== Segment start ==

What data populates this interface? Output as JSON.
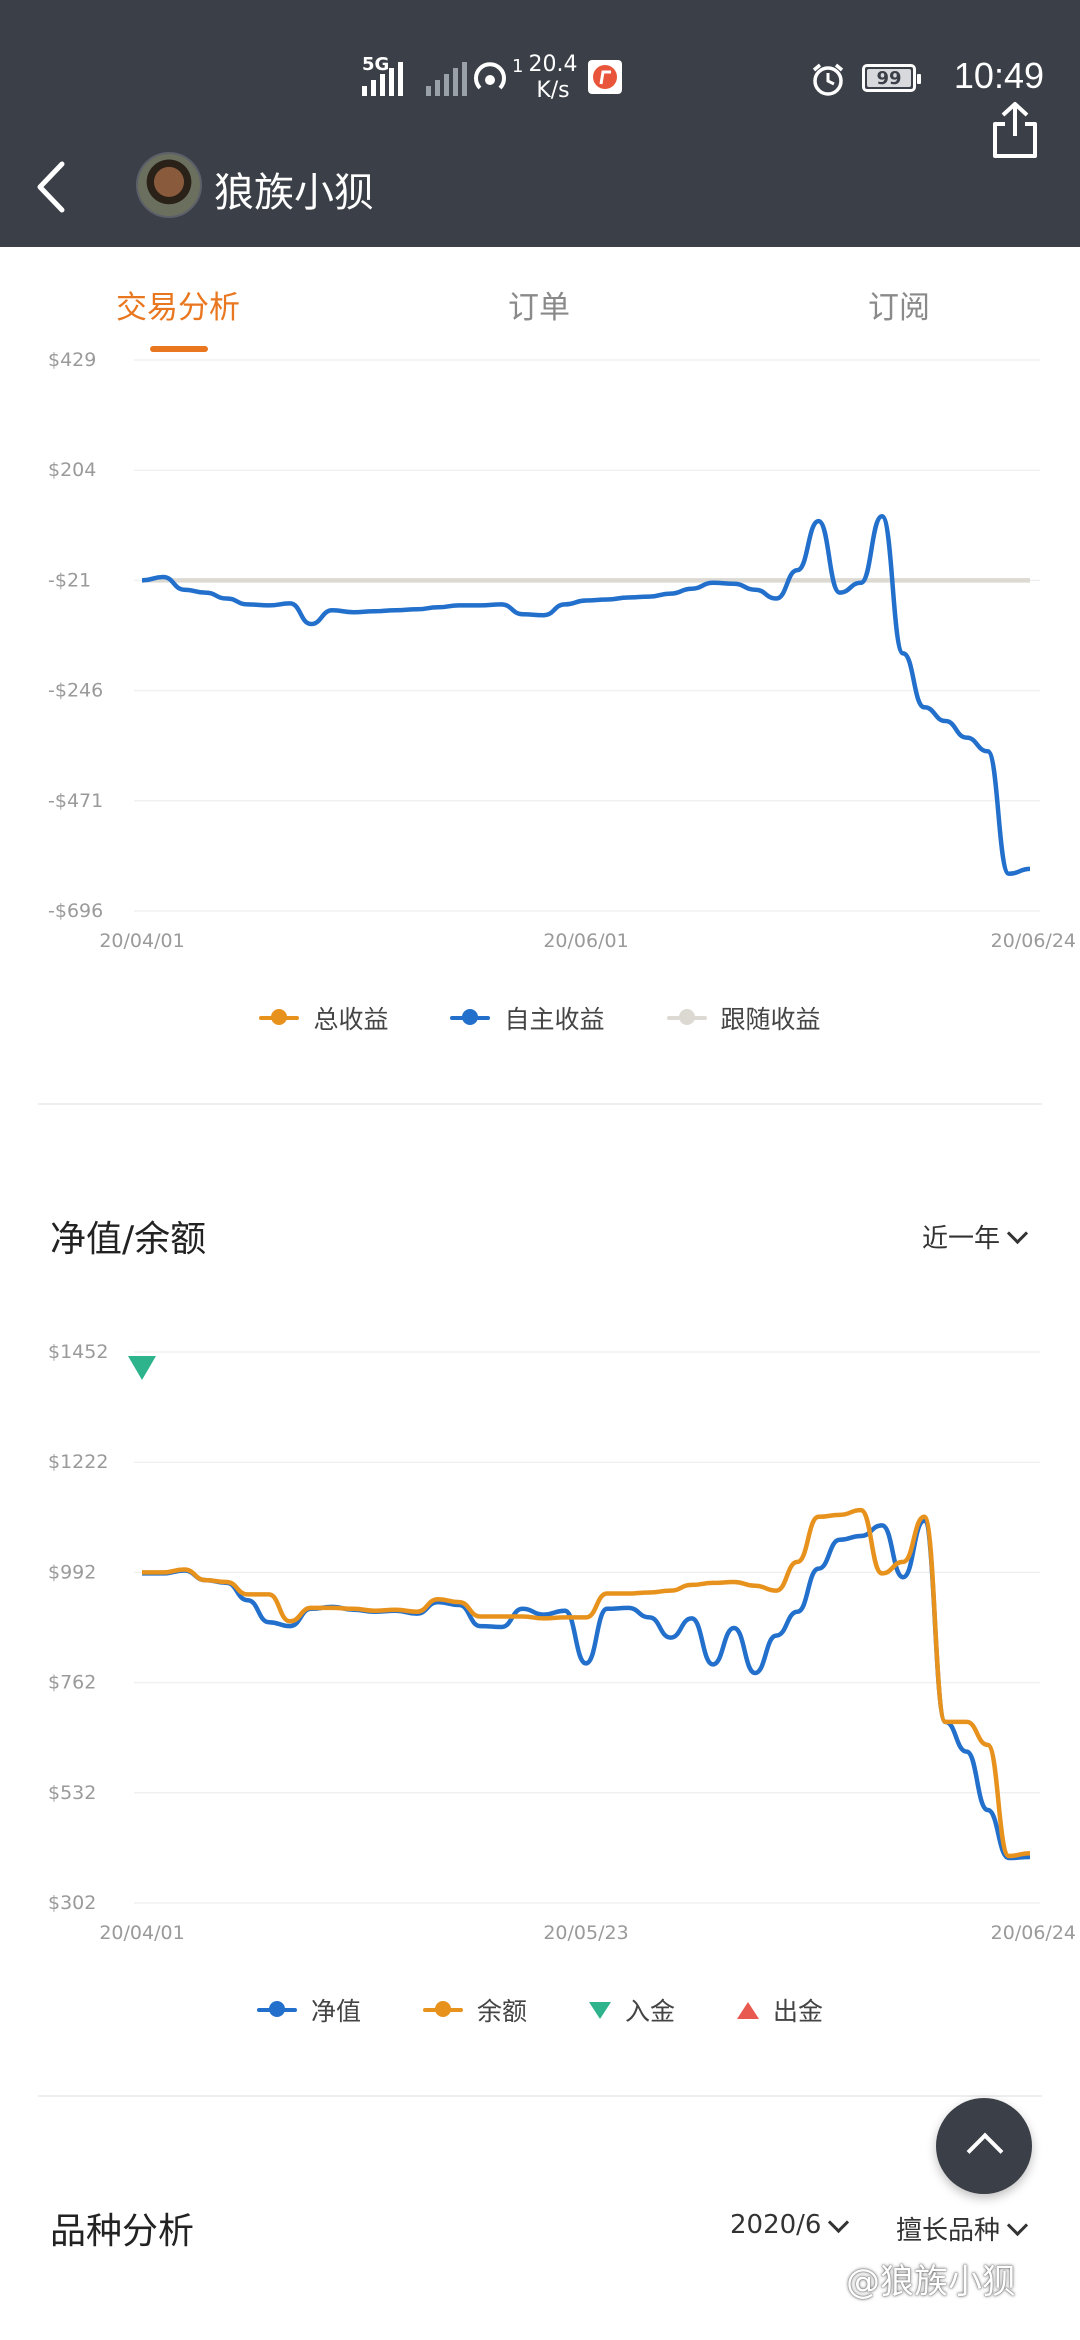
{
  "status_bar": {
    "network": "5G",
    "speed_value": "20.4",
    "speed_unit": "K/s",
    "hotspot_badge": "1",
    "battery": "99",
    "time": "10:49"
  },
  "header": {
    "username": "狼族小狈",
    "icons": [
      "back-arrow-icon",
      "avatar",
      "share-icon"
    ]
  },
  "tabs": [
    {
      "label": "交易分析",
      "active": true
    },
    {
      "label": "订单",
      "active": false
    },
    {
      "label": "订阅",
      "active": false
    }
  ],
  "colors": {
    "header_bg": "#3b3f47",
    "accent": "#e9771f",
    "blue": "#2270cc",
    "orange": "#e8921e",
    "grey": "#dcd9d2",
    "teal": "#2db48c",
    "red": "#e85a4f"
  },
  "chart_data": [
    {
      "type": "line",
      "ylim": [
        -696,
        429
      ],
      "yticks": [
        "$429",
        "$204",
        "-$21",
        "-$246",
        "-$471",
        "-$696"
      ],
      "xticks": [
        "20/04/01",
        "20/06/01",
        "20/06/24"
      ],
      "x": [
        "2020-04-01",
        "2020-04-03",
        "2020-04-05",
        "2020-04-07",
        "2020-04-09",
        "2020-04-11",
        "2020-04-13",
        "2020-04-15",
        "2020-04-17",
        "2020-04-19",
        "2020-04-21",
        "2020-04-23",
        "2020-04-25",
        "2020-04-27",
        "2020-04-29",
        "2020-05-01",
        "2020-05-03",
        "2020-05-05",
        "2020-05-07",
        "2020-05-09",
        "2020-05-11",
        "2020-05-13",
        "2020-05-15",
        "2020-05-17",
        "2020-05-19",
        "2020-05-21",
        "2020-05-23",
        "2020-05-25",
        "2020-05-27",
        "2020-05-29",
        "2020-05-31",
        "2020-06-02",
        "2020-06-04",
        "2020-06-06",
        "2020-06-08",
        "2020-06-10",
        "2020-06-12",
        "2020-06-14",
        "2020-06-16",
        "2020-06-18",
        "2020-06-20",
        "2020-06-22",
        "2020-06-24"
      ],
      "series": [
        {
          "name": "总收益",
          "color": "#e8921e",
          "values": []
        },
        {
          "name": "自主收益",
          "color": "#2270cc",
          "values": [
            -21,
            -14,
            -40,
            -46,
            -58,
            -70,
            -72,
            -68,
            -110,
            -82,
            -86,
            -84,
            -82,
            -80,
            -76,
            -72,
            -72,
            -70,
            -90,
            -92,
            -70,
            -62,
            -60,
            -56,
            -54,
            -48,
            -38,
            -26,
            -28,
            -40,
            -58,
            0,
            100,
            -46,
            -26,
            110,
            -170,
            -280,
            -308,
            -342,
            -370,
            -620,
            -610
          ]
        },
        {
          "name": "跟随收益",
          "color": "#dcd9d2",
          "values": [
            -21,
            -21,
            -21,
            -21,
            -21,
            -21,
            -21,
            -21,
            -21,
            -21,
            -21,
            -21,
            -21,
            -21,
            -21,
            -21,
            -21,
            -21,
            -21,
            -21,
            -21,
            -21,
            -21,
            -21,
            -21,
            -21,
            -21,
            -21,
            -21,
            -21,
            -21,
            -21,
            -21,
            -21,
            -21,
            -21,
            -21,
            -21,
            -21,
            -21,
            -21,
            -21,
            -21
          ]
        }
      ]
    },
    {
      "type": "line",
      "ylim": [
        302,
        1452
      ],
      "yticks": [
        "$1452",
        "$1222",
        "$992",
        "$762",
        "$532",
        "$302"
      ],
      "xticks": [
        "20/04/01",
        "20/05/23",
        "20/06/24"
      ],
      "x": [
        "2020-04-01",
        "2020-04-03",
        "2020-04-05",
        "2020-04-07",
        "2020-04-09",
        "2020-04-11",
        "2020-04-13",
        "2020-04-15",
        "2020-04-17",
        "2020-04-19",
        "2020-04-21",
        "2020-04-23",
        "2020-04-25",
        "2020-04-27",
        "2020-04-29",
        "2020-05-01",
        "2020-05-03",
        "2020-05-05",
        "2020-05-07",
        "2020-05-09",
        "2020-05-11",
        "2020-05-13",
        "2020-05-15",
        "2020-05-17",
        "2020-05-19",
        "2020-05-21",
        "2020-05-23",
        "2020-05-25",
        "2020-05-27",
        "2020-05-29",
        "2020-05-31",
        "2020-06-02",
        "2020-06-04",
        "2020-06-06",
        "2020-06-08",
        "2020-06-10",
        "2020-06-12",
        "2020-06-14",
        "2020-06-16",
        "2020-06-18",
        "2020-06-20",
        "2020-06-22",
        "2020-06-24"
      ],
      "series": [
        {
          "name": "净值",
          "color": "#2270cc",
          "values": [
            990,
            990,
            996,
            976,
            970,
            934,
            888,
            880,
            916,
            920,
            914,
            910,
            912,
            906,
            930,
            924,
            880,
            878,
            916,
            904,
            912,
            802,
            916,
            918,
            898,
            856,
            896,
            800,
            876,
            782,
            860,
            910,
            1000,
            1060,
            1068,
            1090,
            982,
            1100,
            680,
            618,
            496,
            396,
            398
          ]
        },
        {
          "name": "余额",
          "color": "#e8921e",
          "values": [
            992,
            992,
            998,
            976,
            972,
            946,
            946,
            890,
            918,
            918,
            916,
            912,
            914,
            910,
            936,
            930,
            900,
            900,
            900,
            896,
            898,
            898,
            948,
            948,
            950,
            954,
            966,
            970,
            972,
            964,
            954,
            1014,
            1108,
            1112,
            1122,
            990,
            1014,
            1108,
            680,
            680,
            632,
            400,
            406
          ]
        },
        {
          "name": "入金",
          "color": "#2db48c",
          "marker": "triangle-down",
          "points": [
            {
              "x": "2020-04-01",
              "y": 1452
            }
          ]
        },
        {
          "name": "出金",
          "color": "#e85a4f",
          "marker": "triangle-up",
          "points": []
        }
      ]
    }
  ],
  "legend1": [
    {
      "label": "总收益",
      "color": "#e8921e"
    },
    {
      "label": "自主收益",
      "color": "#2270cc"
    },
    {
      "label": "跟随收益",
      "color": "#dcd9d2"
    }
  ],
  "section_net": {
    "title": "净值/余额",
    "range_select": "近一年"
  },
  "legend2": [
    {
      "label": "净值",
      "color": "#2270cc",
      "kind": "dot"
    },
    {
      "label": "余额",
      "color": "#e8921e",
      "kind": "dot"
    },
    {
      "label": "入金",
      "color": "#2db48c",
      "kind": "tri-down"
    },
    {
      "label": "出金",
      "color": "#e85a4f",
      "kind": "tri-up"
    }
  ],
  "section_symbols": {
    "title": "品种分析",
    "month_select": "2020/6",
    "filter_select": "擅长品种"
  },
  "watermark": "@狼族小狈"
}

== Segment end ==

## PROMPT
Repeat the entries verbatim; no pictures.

## SOLUTION TO THE PROBLEM
What data populates this interface? Output as JSON.
{
  "status_bar": {
    "network": "5G",
    "speed_value": "20.4",
    "speed_unit": "K/s",
    "hotspot_badge": "1",
    "battery": "99",
    "time": "10:49"
  },
  "header": {
    "username": "狼族小狈",
    "icons": [
      "back-arrow-icon",
      "avatar",
      "share-icon"
    ]
  },
  "tabs": [
    {
      "label": "交易分析",
      "active": true
    },
    {
      "label": "订单",
      "active": false
    },
    {
      "label": "订阅",
      "active": false
    }
  ],
  "colors": {
    "header_bg": "#3b3f47",
    "accent": "#e9771f",
    "blue": "#2270cc",
    "orange": "#e8921e",
    "grey": "#dcd9d2",
    "teal": "#2db48c",
    "red": "#e85a4f"
  },
  "chart_data": [
    {
      "type": "line",
      "ylim": [
        -696,
        429
      ],
      "yticks": [
        "$429",
        "$204",
        "-$21",
        "-$246",
        "-$471",
        "-$696"
      ],
      "xticks": [
        "20/04/01",
        "20/06/01",
        "20/06/24"
      ],
      "x": [
        "2020-04-01",
        "2020-04-03",
        "2020-04-05",
        "2020-04-07",
        "2020-04-09",
        "2020-04-11",
        "2020-04-13",
        "2020-04-15",
        "2020-04-17",
        "2020-04-19",
        "2020-04-21",
        "2020-04-23",
        "2020-04-25",
        "2020-04-27",
        "2020-04-29",
        "2020-05-01",
        "2020-05-03",
        "2020-05-05",
        "2020-05-07",
        "2020-05-09",
        "2020-05-11",
        "2020-05-13",
        "2020-05-15",
        "2020-05-17",
        "2020-05-19",
        "2020-05-21",
        "2020-05-23",
        "2020-05-25",
        "2020-05-27",
        "2020-05-29",
        "2020-05-31",
        "2020-06-02",
        "2020-06-04",
        "2020-06-06",
        "2020-06-08",
        "2020-06-10",
        "2020-06-12",
        "2020-06-14",
        "2020-06-16",
        "2020-06-18",
        "2020-06-20",
        "2020-06-22",
        "2020-06-24"
      ],
      "series": [
        {
          "name": "总收益",
          "color": "#e8921e",
          "values": []
        },
        {
          "name": "自主收益",
          "color": "#2270cc",
          "values": [
            -21,
            -14,
            -40,
            -46,
            -58,
            -70,
            -72,
            -68,
            -110,
            -82,
            -86,
            -84,
            -82,
            -80,
            -76,
            -72,
            -72,
            -70,
            -90,
            -92,
            -70,
            -62,
            -60,
            -56,
            -54,
            -48,
            -38,
            -26,
            -28,
            -40,
            -58,
            0,
            100,
            -46,
            -26,
            110,
            -170,
            -280,
            -308,
            -342,
            -370,
            -620,
            -610
          ]
        },
        {
          "name": "跟随收益",
          "color": "#dcd9d2",
          "values": [
            -21,
            -21,
            -21,
            -21,
            -21,
            -21,
            -21,
            -21,
            -21,
            -21,
            -21,
            -21,
            -21,
            -21,
            -21,
            -21,
            -21,
            -21,
            -21,
            -21,
            -21,
            -21,
            -21,
            -21,
            -21,
            -21,
            -21,
            -21,
            -21,
            -21,
            -21,
            -21,
            -21,
            -21,
            -21,
            -21,
            -21,
            -21,
            -21,
            -21,
            -21,
            -21,
            -21
          ]
        }
      ]
    },
    {
      "type": "line",
      "ylim": [
        302,
        1452
      ],
      "yticks": [
        "$1452",
        "$1222",
        "$992",
        "$762",
        "$532",
        "$302"
      ],
      "xticks": [
        "20/04/01",
        "20/05/23",
        "20/06/24"
      ],
      "x": [
        "2020-04-01",
        "2020-04-03",
        "2020-04-05",
        "2020-04-07",
        "2020-04-09",
        "2020-04-11",
        "2020-04-13",
        "2020-04-15",
        "2020-04-17",
        "2020-04-19",
        "2020-04-21",
        "2020-04-23",
        "2020-04-25",
        "2020-04-27",
        "2020-04-29",
        "2020-05-01",
        "2020-05-03",
        "2020-05-05",
        "2020-05-07",
        "2020-05-09",
        "2020-05-11",
        "2020-05-13",
        "2020-05-15",
        "2020-05-17",
        "2020-05-19",
        "2020-05-21",
        "2020-05-23",
        "2020-05-25",
        "2020-05-27",
        "2020-05-29",
        "2020-05-31",
        "2020-06-02",
        "2020-06-04",
        "2020-06-06",
        "2020-06-08",
        "2020-06-10",
        "2020-06-12",
        "2020-06-14",
        "2020-06-16",
        "2020-06-18",
        "2020-06-20",
        "2020-06-22",
        "2020-06-24"
      ],
      "series": [
        {
          "name": "净值",
          "color": "#2270cc",
          "values": [
            990,
            990,
            996,
            976,
            970,
            934,
            888,
            880,
            916,
            920,
            914,
            910,
            912,
            906,
            930,
            924,
            880,
            878,
            916,
            904,
            912,
            802,
            916,
            918,
            898,
            856,
            896,
            800,
            876,
            782,
            860,
            910,
            1000,
            1060,
            1068,
            1090,
            982,
            1100,
            680,
            618,
            496,
            396,
            398
          ]
        },
        {
          "name": "余额",
          "color": "#e8921e",
          "values": [
            992,
            992,
            998,
            976,
            972,
            946,
            946,
            890,
            918,
            918,
            916,
            912,
            914,
            910,
            936,
            930,
            900,
            900,
            900,
            896,
            898,
            898,
            948,
            948,
            950,
            954,
            966,
            970,
            972,
            964,
            954,
            1014,
            1108,
            1112,
            1122,
            990,
            1014,
            1108,
            680,
            680,
            632,
            400,
            406
          ]
        },
        {
          "name": "入金",
          "color": "#2db48c",
          "marker": "triangle-down",
          "points": [
            {
              "x": "2020-04-01",
              "y": 1452
            }
          ]
        },
        {
          "name": "出金",
          "color": "#e85a4f",
          "marker": "triangle-up",
          "points": []
        }
      ]
    }
  ],
  "legend1": [
    {
      "label": "总收益",
      "color": "#e8921e"
    },
    {
      "label": "自主收益",
      "color": "#2270cc"
    },
    {
      "label": "跟随收益",
      "color": "#dcd9d2"
    }
  ],
  "section_net": {
    "title": "净值/余额",
    "range_select": "近一年"
  },
  "legend2": [
    {
      "label": "净值",
      "color": "#2270cc",
      "kind": "dot"
    },
    {
      "label": "余额",
      "color": "#e8921e",
      "kind": "dot"
    },
    {
      "label": "入金",
      "color": "#2db48c",
      "kind": "tri-down"
    },
    {
      "label": "出金",
      "color": "#e85a4f",
      "kind": "tri-up"
    }
  ],
  "section_symbols": {
    "title": "品种分析",
    "month_select": "2020/6",
    "filter_select": "擅长品种"
  },
  "watermark": "@狼族小狈"
}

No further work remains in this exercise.